Seizing a British oil tanker in the gulf has been always a red line. The Iranians have pushed the UK’s back against the wall, as they said they would do. Their message was loud and clear. But British ministers and diplomats underestimated the Iranian threat.
The confrontation started with the confiscation of the Iranian oil tanker Grace 1 in Gibraltar, on behest of the US. Trump’s pressure on the government was meant to drive a wedge between the UK and its European allies, who are keen on maintaining the status quo and the 2015 nuclear deal, signed by Iran and other major powers.
The EU signatories want Iran to avoid two crucial events: Iran breaking off from the nuclear accord (also known as the JCPOA), and igniting a war with the US.
As for the Iranians, their trigger-happy attitude in the gulf aims to nudge the Europeans out of their comfort zone. They want EU states to pressure the Trump administration to scale back some of the economic sanctions, especially on Iran’s oil sales, since Trump pulled out of the JCPOA and re-imposed them on Iran.

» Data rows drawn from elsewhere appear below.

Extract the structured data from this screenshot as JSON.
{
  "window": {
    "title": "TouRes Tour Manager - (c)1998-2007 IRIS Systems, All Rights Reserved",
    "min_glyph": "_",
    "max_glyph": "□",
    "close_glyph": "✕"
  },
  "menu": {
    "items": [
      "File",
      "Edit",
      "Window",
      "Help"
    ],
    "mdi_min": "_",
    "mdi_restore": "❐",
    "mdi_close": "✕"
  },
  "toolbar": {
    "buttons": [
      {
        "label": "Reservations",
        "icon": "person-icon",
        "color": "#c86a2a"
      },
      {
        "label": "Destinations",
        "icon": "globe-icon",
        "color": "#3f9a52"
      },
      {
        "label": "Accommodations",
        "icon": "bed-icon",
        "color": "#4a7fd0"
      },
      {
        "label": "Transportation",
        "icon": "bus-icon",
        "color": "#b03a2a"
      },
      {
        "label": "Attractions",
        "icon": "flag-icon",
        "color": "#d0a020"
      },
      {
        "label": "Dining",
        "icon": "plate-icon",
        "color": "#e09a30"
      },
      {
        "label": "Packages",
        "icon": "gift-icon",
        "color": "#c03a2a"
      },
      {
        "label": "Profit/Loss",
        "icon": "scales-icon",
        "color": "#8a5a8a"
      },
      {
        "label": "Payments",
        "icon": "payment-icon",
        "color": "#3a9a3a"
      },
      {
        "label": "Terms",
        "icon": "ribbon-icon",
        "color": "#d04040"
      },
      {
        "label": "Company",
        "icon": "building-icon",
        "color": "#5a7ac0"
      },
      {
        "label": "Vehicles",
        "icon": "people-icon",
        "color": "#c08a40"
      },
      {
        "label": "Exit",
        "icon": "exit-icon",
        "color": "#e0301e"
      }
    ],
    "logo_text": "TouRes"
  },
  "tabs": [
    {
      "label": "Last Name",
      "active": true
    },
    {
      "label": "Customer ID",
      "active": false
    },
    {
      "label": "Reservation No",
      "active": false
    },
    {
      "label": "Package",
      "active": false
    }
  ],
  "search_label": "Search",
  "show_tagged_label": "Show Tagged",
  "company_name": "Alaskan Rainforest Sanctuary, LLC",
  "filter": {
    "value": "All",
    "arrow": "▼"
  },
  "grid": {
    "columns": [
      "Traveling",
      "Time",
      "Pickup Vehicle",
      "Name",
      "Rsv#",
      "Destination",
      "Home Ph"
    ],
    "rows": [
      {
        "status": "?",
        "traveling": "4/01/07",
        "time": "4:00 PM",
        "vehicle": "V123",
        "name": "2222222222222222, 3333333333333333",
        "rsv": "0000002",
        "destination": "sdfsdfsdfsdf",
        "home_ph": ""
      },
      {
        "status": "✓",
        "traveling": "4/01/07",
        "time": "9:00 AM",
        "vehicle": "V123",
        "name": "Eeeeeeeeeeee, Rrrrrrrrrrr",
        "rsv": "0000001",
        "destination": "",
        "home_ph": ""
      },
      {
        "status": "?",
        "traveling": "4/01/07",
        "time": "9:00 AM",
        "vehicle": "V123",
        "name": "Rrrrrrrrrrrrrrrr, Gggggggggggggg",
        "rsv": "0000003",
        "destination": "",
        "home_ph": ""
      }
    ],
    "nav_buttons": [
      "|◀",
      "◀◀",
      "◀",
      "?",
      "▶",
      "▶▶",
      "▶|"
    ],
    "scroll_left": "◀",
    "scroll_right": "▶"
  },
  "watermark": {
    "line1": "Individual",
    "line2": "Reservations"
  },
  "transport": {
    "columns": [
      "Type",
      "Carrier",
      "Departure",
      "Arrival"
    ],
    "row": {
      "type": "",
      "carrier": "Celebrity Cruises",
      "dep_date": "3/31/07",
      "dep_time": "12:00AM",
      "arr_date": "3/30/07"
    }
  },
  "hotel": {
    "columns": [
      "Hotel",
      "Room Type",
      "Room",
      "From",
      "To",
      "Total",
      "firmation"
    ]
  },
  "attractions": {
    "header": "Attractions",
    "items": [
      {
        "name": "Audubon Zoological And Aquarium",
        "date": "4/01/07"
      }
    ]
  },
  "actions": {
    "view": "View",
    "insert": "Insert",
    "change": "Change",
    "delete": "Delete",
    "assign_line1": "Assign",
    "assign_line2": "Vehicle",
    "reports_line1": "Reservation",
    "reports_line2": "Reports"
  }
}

The Iranian regime also doesn’t want any of the three EU signatories (the UK, France and Germany) to pull out of the deal. The EU partners are vital for Iran because they provide it with a moral, political and diplomatic cover against aggression from the US. They also help to thwart the repeated and relentless attempts by Russia and China (the non-European signatories) to isolate Iran from Europe, and increase its dependence on them. And the EU partners stand in the way of Trump’s international coalition, whose outcome could well be an exact reflection of the lead up to the Iraq War in 2003.
By seizing tanker Stena Impero, Iran has placed all its strategic and intertwined interests with the EU on the line – in a bid to pressure Trump.
But pressuring Trump is a very complex and extravagant business. Trump must have rejoiced when he received the news about the Revolutionary Guard Corps seizing a British tanker. The American President want the Europeans to join his anti-Iran coalition.
The Iranians understand the UK’s strategic weaknesses and political vulnerabilities, and they play them well against the UK’s increasingly out of touch political establishment, which is utterly burned out by Brexit.
The timing of seizing the tanker has been carefully chosen. Amid the changing of the political guard, Iran understands that the UK is realistically unable to build up a consensus as to how it should push back against Iran’s bullying its maritime merchant fleet at the Strait of Hormuz.
This will be the first order of business for future PM Boris Johnson, whose diplomatic skills will be instantly put to the test. He might clumsily rush to follow the example of the Falklands War, when Margaret Thatcher’s esteem was very low, and she, through determination and ruthlessness, managed to rise out of the war’s ashes as an exceptional leader.
But Johnson is not Thatcher, and this time the US is no longer there.
If he becomes our next prime minister on Tuesday, Boris will likely propel the UK to fall in line with the US strategy on Iran. This is where trust with Iran will face an absolute annihilation.
Seizing the Iranian tanker Grace 1 was just the beginning. In 1812, the UK abducted merchant ships in open waters, thrusting itself into a bloody war with the US. Now the US is pressuring the UK to capture oil tankers, and we will likely pay heavily for it.